Vilaine Valley
©Vilaine Valley|Noé C. Photography

The Vilaine Valley

The Vilaine river is the link between majestic landscapes, charming villages and towns steeped in history. The valley is the starting point for many walks. Set off to discover exceptional nature, tamed and preserved by humans for your greatest pleasure.


The Vilaine was one of the first rivers to be canalised in France and offers landscapes of rare beauty, sculpting its bed in one of the oldest geological massifs in France. An adventure in blue and green, sometimes with a wild side: at the site of Corbinières, the watercourse cuts deeply into the sandstone and blue shale; 70 metres higher, the pinewood cliffs are reflected in the river.
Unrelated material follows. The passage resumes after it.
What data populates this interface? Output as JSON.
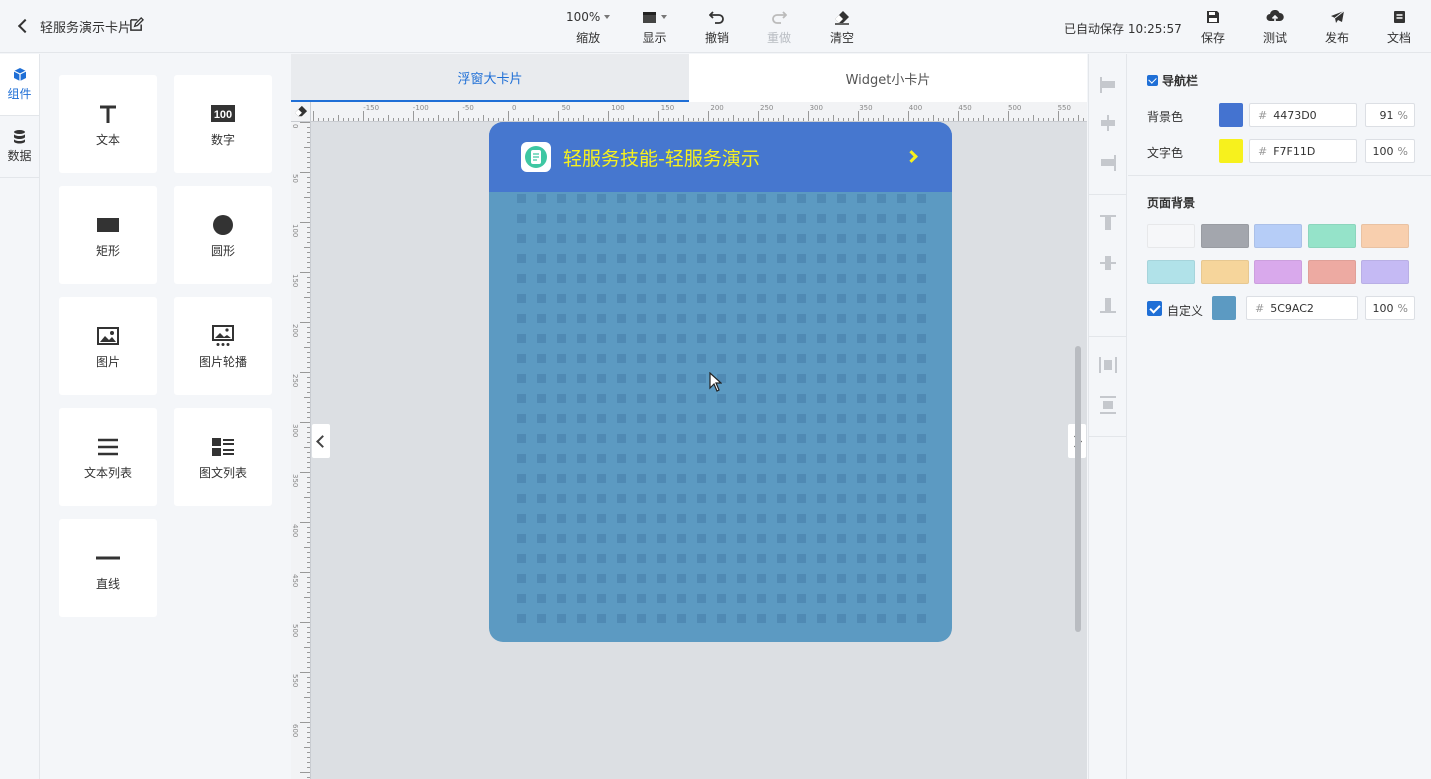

Protected since 1982, these 770 hectares are home to a wealth of fauna and flora, over which one of the most beautiful viaducts in France spans.

The Gannedel marsh is home to a quantity of bird species; in this universe lined by hillsides and bocage plains and where water lilies, primrose willow, willows and reeds flourish, life abounds.

The route accompanies this variety of scenery, suddenly moving away and rising to allow the walker to admire the bocage landscape on the horizon, emerging from the bottom of an emerald vault.

In Saint-Jacques-de-la-Lande, the river seems to scatter and multiply into a multitude of ponds that border its bed, while in Courbe (Bourg-des-Comptes), it becomes a wide loop lined with steep hills and gravel quarries.


Redon, at the crossroads of the waterways of Western France with the Nantes-Brest canal and the Channel-Ocean link, was the maritime port of Rennes. The Grand’Rue and its half-timbered houses, the shipowners’ buildings on Quai Duguay-Trouin with beautiful wrought iron balconies, Richelieu tower, Carmoy hotel, etc. are reminders of the city’s prestigious past. Today, pleasure boating has replaced the working barges. Redon is a religious city and very early on equipped itself with buildings in line with its strategic importance, between Vilaine and Oust.

The village of Langon has a more modest but equally as charming religious heritage with Saint Pierre’s church and Saint Agathe’s chapel. Not far from here, the Port-de-Roche metal bridge elegantly spans the river. Before stopping at Pléchâtel, you’ll pass the port of Guipry-Messac, on the salt workers’ route. In Pont-Réan, the Boël water gap is one of the most picturesque landscapes in the valley and the starting point for many walks.